Sue Thompson: I think it's been – we've always seen Registered Investment Advisors be early adopters of ETFs, and the reason for that is transparency, tax efficiency, cost effectiveness. And generally, most RIAs have defined their value proposition as really providing thoughtful asset allocation to their clients and so, they've been less concerned with hitting the ball out of the park and more concerned with making sure that the portfolios are constructed.
So, you know, index type of vehicles, they've been more amenable to, and then of course with the advent of ETFs and the ability to have that transparency and the greater tax efficiency that's provided, it's been a real win for them.
Justice: Sure. You know, the fee-based advisory structure really makes a lot of sense if you are going incorporate ETFs. You don't have the incentive to go after a higher commissioned product necessarily; you are really looking out for the best interest of the client.
And how do you typically find that the advisors then go to the clients and say, here is why I think ETFs are right for you and how many ETFs or you know what portion of your portfolio could you realistically use with ETFs?
Thompson: I mean, we've seen everything from advisors that are doing 100% ETFs in portfolios to advisors that really just use them around the edges of the portfolio. Most often what we do see is using indexing at the core of the portfolio whether in equities, fixed income or both, and then using active management to supplement that core and to provide the additional alpha that they are looking for. And I think the way that they talk to their clients is really just focusing on "what are your end goals?"
And by continuing to focus on the clients' end goals, retirement, what do we need to retire, then we shouldn't take any more risks than we absolutely have to in order to get to that goal. And ETFs, they can then position as a useful risk-reduction mechanism.
Justice: Sure. And in your case – I mean, let's face it. In the U.S. market iShares is nearly half of the ETF market. If I look in Canada, it's almost 90% of the market.
These are very liquid funds, so you are not only getting the underlying exposure, but you can do some more exotic strategies around the products once they are in place. And I know that there has been a bigger push for risk reduction, say, using options around ETFs. Do you find that advisors are using that strategy as well?
Thompson: A lot of our more sophisticated wealth managers that we work with, that has been the biggest trend that I have seen since sort of 2008-2009.
And oftentimes what we'll see an advisor do is they will actually buy a put, and they'll pay for that put by writing a covered call all on the ETFs.
Justice: A straddle strategy.
Thompson: It's a straddle strategy, yeah. And what that enables them to do is, yes, it limits the upside, but it absolutely protects the client on the downside. And because, again, the client is looking at, am I going to be able to meet the retirement goal that I want? That's a really useful strategy that we've seen advisors use more and more, and of course that's one of the beauties of ETFs as differentiated from mutual funds is you do have that optionality in many ETFs.

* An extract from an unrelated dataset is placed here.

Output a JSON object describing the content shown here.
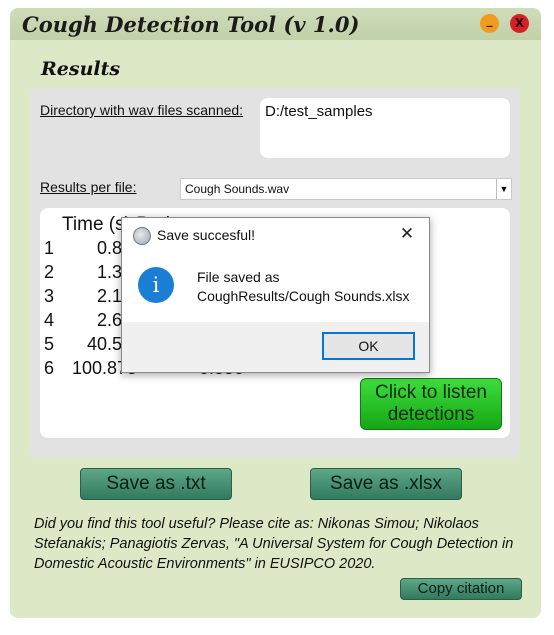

Justice: Sure. Well, I look forward to hearing from a lot of the wonderful active managers we have at the conference here. And I am sure that you'd welcome honing some of those in your portfolio in complement with ETFs as well and some of the strategies to really reduce the risk and keep the costs down.
So Sue, thank you for joining me.
Thompson: Thank you.